## WHAT YOU NEED TO DO
Take the line that contains "Convert this screenshot" in the data below and each line after it, through the last, and repeat them unchanged.

--- START ---

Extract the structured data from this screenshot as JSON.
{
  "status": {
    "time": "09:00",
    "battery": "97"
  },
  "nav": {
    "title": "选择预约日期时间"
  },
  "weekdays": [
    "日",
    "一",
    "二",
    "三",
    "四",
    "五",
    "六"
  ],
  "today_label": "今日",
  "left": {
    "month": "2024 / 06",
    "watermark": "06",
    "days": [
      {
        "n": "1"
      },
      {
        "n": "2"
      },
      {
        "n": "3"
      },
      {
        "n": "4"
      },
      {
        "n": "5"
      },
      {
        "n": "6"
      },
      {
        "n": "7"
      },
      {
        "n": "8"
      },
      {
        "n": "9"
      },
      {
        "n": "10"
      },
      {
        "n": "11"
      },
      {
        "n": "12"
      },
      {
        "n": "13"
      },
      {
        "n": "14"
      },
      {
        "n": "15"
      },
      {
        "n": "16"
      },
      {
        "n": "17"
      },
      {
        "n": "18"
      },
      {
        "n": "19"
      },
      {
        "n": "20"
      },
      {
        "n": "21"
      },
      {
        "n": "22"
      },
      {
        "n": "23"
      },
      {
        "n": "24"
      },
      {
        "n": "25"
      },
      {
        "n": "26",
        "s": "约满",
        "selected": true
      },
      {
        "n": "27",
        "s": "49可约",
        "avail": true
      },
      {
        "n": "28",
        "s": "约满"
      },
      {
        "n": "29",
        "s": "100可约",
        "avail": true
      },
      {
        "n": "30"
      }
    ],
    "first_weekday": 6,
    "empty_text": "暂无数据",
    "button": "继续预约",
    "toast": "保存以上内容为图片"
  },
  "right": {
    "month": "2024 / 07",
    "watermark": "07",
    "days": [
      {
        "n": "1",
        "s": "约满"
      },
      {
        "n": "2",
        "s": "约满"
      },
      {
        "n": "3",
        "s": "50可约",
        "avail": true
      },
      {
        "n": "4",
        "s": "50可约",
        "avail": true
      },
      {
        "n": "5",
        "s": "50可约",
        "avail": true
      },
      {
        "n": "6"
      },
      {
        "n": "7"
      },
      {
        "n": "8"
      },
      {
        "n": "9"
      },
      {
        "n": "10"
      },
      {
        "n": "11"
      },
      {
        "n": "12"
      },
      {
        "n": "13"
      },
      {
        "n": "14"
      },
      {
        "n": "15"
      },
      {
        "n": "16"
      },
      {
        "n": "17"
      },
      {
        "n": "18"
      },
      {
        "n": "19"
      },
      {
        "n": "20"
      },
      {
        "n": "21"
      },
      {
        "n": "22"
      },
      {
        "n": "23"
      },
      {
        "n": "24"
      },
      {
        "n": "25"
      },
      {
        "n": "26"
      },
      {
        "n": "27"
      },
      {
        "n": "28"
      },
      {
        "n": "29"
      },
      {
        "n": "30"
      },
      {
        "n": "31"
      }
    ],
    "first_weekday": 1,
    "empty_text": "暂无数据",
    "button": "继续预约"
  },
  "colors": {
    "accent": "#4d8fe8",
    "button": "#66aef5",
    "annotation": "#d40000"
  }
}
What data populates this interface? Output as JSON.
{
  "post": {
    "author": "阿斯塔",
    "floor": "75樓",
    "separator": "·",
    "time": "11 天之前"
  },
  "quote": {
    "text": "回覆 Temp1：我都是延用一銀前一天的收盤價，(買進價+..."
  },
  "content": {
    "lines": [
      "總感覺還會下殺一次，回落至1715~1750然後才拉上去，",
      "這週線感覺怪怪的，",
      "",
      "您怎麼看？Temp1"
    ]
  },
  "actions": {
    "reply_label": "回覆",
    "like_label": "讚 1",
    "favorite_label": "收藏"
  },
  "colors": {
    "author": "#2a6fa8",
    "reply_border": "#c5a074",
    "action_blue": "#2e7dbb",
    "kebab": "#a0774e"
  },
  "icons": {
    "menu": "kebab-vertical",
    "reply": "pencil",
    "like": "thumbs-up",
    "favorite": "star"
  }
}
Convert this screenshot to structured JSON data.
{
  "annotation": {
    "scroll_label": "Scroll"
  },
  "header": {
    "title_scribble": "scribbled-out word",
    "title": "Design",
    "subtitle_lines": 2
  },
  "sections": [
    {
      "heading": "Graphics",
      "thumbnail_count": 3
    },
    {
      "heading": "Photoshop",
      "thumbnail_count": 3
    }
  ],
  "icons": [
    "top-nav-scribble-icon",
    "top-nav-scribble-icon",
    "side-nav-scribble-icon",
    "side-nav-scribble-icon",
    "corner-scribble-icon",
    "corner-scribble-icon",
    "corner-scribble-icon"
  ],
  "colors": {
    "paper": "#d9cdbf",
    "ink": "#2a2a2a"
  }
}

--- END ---

## ANSWER FOR THIS EXERCISE
Convert this screenshot to structured JSON data.
{
  "annotation": {
    "scroll_label": "Scroll"
  },
  "header": {
    "title_scribble": "scribbled-out word",
    "title": "Design",
    "subtitle_lines": 2
  },
  "sections": [
    {
      "heading": "Graphics",
      "thumbnail_count": 3
    },
    {
      "heading": "Photoshop",
      "thumbnail_count": 3
    }
  ],
  "icons": [
    "top-nav-scribble-icon",
    "top-nav-scribble-icon",
    "side-nav-scribble-icon",
    "side-nav-scribble-icon",
    "corner-scribble-icon",
    "corner-scribble-icon",
    "corner-scribble-icon"
  ],
  "colors": {
    "paper": "#d9cdbf",
    "ink": "#2a2a2a"
  }
}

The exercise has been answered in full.